Rafe Boulon with “Snagglepuss,” first seen and tagged (AAG 347) on Sandy Point, St. Croix, in 1979 and last seen there in 1998, when the photo was taken.
Leatherback returns to Sandy Point and sustains head injury
Scientists at the Sandy Point National Wildlife Refuge (SPNWR) were thrilled to encounter an old friend nesting on the beach this year.
Leatherback sea turtle number AAG322, first observed in 1981 returned 31 years later to lay another nest at SPNWR.
“Other projects studying nesting leatherbacks have recorded females returning to beaches for 18 and 19 years but none of them coming close to 31 years,” said SPNWR biologist Claudia Lombard.
AAG322 has returned many times through the years to lay a total of 59 nests at Sandy Point, a fact that is known thanks to the consistent monitoring efforts of many different scientists and volunteers.
Every leatherback that nests at SPNWR receives a flipper tag with a unique number so that scientists can track individual turtles through time as well as assess the population status.
“Although AAG322 is the turtle that has been coming to Sandy Point for the longest time, there are a couple of other turtles that are not far behind her,” said Jennifer Valiulis, director of the sea turtle project for Geographic Consulting, the group which currently does the sea turtle monitoring at SPNWR.
Each year between 90 and 200 leatherback turtles migrate from feeding grounds in the North Atlantic to nest at SPNWR on St. Croix. SPNWR hosts the largest nesting population within United States jurisdiction and in the Northern Caribbean.
The leatherback sea turtle recovery program at SPNWR began monitoring and protecting turtles in 1977 and has since developed into one of the most unique, long-term sea turtle research and recovery efforts in the world.

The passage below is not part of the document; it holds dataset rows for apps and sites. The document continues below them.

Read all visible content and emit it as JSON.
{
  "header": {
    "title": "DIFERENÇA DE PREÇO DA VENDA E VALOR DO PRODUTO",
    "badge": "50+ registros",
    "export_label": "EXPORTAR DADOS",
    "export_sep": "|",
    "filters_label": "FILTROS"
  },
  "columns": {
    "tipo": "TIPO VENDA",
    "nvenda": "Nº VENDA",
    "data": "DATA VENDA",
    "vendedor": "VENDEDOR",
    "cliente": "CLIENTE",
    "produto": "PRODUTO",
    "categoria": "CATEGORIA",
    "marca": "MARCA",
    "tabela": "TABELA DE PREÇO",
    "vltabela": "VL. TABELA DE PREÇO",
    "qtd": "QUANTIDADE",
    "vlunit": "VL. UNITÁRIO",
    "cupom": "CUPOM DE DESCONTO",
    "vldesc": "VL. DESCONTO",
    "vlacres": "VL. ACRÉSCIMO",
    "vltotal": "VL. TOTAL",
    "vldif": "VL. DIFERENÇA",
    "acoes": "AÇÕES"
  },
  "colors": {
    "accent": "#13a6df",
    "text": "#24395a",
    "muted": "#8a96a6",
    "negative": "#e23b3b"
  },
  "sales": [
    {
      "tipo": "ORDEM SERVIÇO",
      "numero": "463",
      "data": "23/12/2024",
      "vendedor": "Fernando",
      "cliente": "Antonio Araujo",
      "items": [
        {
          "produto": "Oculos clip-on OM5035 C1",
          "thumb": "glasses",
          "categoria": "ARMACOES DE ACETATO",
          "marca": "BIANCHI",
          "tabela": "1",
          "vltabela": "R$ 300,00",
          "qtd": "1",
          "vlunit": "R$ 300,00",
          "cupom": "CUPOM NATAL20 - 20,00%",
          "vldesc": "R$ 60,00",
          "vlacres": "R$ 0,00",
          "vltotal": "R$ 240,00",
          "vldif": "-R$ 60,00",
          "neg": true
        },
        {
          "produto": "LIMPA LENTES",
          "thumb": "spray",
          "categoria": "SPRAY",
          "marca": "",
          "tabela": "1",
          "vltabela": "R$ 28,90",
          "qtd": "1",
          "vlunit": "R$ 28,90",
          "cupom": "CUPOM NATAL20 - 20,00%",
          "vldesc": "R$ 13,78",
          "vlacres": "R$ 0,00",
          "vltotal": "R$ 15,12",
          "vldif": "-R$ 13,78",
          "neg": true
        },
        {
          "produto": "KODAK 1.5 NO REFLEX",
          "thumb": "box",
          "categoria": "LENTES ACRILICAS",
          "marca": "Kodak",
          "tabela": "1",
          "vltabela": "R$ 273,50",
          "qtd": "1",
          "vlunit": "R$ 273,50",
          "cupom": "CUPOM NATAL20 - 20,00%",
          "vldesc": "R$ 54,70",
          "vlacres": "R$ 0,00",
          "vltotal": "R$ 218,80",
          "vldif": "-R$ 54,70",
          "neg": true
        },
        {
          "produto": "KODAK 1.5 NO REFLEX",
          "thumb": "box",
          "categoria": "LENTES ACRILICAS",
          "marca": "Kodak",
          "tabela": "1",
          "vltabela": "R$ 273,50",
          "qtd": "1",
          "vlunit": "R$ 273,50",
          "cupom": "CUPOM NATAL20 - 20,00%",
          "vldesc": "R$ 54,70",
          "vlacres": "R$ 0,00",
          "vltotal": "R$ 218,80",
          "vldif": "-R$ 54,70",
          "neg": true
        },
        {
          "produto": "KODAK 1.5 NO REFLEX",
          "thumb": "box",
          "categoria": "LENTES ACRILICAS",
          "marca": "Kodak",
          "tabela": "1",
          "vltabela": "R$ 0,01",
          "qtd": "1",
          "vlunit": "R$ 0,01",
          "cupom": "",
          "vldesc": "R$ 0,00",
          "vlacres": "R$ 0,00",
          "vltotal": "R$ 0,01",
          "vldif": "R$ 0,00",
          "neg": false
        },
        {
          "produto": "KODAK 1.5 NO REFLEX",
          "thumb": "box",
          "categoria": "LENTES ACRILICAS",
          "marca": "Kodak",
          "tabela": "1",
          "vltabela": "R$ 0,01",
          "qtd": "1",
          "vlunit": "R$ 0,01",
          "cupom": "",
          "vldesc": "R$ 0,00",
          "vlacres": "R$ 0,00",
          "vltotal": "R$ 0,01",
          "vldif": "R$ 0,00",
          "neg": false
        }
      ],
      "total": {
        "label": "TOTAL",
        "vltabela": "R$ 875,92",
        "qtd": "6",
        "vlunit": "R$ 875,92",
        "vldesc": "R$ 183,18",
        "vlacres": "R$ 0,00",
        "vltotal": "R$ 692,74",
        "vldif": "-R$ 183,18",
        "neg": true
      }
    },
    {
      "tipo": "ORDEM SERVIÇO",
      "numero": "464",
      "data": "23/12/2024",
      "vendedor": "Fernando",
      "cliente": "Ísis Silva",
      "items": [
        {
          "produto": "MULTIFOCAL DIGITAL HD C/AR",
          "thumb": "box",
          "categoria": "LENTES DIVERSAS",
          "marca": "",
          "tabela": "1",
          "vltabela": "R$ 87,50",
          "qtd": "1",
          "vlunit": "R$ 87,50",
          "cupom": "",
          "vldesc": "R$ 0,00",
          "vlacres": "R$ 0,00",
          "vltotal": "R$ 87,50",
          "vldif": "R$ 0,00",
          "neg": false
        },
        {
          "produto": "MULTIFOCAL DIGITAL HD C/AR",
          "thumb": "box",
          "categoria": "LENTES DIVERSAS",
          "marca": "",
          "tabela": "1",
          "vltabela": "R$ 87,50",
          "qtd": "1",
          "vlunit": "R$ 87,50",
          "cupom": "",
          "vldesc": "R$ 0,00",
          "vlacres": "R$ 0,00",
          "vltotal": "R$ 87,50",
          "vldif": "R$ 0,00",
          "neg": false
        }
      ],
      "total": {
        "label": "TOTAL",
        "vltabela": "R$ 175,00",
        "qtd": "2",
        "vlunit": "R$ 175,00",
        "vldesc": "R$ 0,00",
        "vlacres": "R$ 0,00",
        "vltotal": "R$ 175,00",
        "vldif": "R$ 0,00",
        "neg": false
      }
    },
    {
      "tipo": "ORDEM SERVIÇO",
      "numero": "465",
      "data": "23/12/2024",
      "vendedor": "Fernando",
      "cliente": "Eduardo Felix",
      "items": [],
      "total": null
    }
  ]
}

The number of nesting females has grown from under 20 in 1982 to more than 100 in most recent years. The 2009 nesting season set a record with 202 nesting females and over 1000 nests.
The endangered leatherback sea turtle is the largest, deepest diving, most migratory, and widest ranging of all sea turtles. The leatherback turtle is distributed worldwide in tropical and temperate waters of the Atlantic, Pacific, and Indian Oceans.
It is also found in small numbers as far north as British Columbia, Newfoundland, and the British Isles, and as far south as Australia, Cape of Good Hope, and Argentina.
Throughout this entire range, the leatherback sea turtle is considered endangered. Adult female leatherbacks migrate to tropical sandy beaches to nest every two to three years.
Females emerge from the ocean at night and lay approximately 80 to 100 eggs deep in the sand. They nest an average of 5 to 6 times each season, typically at 10-day intervals.
The excitement of this new record is diminished by the fact that the turtle later suffered a serious head injury. When scientists first saw AAG322 this year nesting on March 16 she appeared healthy.
Only two weeks later she emerged to nest again, but this time had multiple wounds to her head, mostly around her eyes. These wounds appeared to be caused by a boat propeller. She was able to lay one more nest about 10 days later, her last of the season, and scientists documented a rotten smell coming from her wounds.
“Wounds from boat propellers are not uncommon here, and her’s were especially severe,” said Valiulis.
A disturbing increase in the number of boat strike injuries to sea turtles has been documented at SPNWR.
All sea turtles spend time at the surface breathing, basking in the sun, and searching for suitable beach nesting habitat. At these times, sea turtles are very susceptible to boat traffic.
Sea turtles can be seriously injured or killed if hit by the hull of a boat or a boat propeller. Boats operating erratically or at high speeds do not allow turtles enough time to dive and avoid a boat.
Lombard and Valiulis urged boaters to operate boats responsibly and at safe speeds to protect sea turtles, especially when driving close to nesting beaches or foraging areas.